> _Entries provided_:
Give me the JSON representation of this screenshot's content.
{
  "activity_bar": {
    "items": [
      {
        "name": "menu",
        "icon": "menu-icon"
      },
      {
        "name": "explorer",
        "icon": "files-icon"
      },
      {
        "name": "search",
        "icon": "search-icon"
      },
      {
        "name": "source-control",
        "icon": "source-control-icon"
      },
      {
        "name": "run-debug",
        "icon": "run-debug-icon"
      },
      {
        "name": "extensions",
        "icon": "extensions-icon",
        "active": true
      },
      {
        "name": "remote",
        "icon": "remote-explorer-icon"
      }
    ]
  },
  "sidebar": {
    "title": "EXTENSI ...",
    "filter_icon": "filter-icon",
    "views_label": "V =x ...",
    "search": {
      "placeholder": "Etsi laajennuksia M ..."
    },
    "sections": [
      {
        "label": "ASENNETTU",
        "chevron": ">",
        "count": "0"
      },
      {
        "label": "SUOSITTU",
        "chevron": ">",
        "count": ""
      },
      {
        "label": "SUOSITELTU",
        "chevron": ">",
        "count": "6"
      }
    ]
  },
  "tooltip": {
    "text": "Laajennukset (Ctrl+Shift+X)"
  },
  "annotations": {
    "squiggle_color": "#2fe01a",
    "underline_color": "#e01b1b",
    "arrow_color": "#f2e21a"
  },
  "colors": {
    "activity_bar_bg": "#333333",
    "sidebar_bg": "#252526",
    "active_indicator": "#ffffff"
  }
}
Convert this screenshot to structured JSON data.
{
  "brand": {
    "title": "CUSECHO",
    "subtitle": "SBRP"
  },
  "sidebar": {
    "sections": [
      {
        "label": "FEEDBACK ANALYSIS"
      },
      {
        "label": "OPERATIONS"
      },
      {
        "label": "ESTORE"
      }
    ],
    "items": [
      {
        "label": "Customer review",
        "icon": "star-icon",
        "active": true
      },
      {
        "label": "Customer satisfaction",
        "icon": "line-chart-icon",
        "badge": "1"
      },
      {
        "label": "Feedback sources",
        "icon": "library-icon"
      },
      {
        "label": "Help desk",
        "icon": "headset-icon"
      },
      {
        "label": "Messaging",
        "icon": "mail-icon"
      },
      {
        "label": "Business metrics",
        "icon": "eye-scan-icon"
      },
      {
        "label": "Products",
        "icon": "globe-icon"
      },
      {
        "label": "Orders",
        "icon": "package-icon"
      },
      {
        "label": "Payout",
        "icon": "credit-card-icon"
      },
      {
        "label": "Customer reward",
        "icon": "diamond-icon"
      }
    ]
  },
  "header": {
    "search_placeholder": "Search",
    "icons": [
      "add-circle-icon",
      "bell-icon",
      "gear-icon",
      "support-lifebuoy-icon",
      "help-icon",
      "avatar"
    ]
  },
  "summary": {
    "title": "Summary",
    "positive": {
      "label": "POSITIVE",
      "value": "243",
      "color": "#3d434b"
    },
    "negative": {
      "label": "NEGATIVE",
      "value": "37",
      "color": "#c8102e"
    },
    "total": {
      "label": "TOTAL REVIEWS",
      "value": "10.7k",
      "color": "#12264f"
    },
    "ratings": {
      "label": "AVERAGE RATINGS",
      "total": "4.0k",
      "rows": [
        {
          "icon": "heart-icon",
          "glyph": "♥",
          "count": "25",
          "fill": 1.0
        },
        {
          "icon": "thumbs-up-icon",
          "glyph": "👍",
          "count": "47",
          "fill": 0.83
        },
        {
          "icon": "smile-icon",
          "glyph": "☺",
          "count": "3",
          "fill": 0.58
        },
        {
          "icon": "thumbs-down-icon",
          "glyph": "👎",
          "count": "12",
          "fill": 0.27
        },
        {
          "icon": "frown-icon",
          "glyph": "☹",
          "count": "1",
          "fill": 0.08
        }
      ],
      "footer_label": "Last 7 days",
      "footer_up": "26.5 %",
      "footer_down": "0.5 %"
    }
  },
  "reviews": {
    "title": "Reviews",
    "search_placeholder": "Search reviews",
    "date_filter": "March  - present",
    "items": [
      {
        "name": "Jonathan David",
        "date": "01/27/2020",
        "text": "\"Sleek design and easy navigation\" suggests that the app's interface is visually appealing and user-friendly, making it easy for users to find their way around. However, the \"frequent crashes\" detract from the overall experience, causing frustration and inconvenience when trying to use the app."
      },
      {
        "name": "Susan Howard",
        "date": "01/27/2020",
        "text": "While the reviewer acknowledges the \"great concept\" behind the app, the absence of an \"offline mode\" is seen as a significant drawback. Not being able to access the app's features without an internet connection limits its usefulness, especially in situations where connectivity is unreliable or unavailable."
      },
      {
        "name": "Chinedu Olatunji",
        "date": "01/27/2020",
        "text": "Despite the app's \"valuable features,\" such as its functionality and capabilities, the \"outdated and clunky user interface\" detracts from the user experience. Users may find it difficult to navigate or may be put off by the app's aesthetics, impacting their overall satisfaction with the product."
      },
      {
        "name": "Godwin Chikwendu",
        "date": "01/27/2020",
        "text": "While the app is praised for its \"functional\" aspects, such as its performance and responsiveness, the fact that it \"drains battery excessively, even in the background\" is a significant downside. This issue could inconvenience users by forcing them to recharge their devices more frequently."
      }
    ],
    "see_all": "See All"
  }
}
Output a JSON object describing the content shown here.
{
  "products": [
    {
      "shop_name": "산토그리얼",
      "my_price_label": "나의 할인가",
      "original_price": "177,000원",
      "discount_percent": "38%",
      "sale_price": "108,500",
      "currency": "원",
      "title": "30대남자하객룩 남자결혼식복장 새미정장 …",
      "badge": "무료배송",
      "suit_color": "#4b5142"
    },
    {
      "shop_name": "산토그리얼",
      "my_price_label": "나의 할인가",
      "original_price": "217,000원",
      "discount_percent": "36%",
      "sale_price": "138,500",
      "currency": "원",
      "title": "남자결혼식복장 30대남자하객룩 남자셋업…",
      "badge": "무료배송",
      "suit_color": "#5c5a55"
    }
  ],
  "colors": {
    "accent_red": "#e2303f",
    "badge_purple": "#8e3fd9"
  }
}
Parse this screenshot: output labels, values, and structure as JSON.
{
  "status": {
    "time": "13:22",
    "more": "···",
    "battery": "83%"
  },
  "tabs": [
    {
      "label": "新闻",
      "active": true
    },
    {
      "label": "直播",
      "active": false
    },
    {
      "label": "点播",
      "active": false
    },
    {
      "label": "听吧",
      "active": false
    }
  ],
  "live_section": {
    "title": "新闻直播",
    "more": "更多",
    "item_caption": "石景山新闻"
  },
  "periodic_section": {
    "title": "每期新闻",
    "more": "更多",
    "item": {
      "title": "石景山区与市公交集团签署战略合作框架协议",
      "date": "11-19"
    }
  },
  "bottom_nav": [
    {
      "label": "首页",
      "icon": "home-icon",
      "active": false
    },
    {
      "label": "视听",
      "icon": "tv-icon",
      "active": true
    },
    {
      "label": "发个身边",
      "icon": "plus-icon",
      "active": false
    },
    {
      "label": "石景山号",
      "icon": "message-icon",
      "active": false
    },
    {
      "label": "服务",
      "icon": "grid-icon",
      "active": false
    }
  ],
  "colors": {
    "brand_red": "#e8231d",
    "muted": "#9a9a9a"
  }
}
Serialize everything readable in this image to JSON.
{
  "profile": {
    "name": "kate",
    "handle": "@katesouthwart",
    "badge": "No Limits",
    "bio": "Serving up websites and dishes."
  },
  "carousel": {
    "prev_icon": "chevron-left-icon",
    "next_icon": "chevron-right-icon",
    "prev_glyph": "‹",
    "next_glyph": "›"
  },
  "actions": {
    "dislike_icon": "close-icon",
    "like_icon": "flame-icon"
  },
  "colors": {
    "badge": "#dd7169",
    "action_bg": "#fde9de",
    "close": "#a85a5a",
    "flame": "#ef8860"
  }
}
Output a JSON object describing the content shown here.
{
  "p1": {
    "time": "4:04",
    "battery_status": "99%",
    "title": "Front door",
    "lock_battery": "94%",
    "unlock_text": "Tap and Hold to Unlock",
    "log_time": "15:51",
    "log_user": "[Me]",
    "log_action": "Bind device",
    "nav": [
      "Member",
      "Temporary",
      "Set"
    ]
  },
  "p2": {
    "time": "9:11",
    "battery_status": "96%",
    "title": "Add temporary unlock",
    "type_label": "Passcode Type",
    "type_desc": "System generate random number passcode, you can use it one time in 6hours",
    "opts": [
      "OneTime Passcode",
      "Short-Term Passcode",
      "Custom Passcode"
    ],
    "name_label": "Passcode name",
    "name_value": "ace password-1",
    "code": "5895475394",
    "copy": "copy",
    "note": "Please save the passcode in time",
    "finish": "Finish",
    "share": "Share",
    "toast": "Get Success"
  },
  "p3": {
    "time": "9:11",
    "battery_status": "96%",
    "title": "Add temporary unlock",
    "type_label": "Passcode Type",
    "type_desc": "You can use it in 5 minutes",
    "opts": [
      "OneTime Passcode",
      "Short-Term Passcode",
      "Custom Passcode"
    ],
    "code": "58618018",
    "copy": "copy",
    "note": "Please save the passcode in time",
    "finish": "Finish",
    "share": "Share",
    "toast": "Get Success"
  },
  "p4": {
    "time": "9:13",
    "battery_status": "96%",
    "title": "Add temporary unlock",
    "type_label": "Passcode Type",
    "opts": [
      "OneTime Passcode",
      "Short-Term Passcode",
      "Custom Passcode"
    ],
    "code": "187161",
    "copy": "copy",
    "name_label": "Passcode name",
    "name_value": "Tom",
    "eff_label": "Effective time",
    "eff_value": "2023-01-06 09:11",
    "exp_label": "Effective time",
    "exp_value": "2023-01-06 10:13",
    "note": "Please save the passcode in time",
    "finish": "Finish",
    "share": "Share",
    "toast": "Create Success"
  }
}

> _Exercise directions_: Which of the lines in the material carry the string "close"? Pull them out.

> _Expected answer_:
    "dislike_icon": "close-icon",
    "close": "#a85a5a",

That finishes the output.